In 1914, after a career painting the rich and famous, he became a war artist. For the next 4 years he showed what the Great War really looked like.
Royal portraits and history of the rich and famous – and a single gruesome work showing an episode now considered by some to be genocide.
A century ago, the Great War ended. Here are some great paintings from war artists like John Singer Sargent and Paul Nash, and others like Lovis Corinth.
Paris was under siege from September 1870 to the end of January 1871. Painters commanded its defenders, and showed its distress.
In the late 19th century, painting was centred on Paris. But in 1870-71, the city was all but destroyed after a long siege, in the Franco-Prussian War. The story told in paintings.
He first painted rural workers, in a distinctive earth palette. Then came the war, which changed everything.
His final series of Landscapes of the Moon and Aerial Flowers are among his most visionary, and refer to much of his previous work, and that of William Blake.
Appointed as a full-time war artist to the RAF, he was expected to paint portraits of aircrew. He had other, much better ideas.
Landscapes influenced by Blake and Palmer, then some of the strongest images of the First World War. The start of a remarkable career.

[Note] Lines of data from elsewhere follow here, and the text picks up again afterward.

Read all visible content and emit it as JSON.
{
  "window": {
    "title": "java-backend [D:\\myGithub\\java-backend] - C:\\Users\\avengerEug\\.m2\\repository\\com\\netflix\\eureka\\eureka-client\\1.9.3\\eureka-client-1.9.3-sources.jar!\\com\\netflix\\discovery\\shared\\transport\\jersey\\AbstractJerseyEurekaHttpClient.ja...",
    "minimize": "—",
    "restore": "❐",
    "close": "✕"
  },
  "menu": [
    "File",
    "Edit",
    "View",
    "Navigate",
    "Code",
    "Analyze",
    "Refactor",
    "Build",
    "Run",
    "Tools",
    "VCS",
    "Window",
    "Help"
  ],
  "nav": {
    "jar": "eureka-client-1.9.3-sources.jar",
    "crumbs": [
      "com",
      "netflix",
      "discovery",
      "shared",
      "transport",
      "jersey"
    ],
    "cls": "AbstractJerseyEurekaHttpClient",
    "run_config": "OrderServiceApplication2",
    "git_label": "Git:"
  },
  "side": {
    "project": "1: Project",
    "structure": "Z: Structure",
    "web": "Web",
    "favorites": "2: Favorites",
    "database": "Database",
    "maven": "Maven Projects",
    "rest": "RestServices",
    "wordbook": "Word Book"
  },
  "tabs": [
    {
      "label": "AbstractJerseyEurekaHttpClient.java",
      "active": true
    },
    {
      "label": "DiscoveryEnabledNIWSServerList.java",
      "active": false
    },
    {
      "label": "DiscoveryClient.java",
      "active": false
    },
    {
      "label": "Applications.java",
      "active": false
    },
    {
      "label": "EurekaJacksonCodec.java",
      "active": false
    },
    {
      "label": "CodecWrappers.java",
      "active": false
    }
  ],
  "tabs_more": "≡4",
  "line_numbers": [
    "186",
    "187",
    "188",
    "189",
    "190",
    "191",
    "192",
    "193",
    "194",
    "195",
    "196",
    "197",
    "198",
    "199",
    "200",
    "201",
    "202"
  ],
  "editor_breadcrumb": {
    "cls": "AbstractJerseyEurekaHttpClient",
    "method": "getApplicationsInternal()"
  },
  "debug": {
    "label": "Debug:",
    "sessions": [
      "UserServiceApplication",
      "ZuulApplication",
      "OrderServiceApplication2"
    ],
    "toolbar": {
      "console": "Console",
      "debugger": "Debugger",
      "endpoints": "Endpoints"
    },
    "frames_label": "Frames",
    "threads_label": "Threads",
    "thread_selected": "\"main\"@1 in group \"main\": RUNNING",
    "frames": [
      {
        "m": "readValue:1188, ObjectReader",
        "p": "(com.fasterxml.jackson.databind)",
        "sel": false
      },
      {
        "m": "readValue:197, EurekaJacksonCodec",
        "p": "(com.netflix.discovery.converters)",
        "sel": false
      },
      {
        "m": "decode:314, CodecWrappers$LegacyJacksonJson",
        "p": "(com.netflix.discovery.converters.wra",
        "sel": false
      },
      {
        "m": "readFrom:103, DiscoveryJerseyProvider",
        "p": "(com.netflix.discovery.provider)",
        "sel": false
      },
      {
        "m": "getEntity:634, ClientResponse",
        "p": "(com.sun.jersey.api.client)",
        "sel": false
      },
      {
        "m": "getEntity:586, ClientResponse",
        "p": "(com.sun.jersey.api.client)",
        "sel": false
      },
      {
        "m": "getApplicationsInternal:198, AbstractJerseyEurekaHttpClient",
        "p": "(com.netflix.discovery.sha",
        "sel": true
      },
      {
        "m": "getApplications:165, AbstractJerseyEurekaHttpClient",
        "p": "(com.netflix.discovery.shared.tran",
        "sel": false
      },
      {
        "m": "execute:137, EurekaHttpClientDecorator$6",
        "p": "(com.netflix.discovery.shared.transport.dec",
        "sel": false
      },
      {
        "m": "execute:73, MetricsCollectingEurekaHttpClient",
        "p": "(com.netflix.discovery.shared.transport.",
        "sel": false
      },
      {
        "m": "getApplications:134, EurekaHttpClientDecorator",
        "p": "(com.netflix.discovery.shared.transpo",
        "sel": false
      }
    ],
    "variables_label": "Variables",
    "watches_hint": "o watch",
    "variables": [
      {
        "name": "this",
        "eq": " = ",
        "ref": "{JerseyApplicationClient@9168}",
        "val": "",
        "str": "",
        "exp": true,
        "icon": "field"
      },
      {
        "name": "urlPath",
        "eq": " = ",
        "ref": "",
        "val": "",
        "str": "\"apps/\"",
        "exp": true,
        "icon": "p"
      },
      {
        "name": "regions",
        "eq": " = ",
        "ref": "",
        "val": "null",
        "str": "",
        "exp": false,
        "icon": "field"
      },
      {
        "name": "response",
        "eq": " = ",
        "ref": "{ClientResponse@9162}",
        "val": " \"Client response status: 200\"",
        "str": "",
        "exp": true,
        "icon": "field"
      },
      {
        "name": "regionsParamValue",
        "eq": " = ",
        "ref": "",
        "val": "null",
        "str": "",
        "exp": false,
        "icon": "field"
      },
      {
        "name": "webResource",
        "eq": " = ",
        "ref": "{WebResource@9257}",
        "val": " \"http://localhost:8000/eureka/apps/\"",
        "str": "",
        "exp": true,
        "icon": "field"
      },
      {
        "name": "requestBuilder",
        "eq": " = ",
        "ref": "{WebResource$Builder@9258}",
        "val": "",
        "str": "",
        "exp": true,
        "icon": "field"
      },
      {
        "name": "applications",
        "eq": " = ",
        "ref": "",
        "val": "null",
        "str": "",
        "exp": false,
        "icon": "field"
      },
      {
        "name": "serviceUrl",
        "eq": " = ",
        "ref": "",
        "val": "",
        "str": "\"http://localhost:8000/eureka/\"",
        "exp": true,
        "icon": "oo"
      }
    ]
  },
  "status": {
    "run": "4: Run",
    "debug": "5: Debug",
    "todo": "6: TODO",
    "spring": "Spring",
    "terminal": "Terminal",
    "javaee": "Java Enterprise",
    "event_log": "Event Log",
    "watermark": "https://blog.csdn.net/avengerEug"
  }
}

There’s a lot more to this painting than first meets the eye: a bit of Brueghel, some Leighton, and even some Signorelli.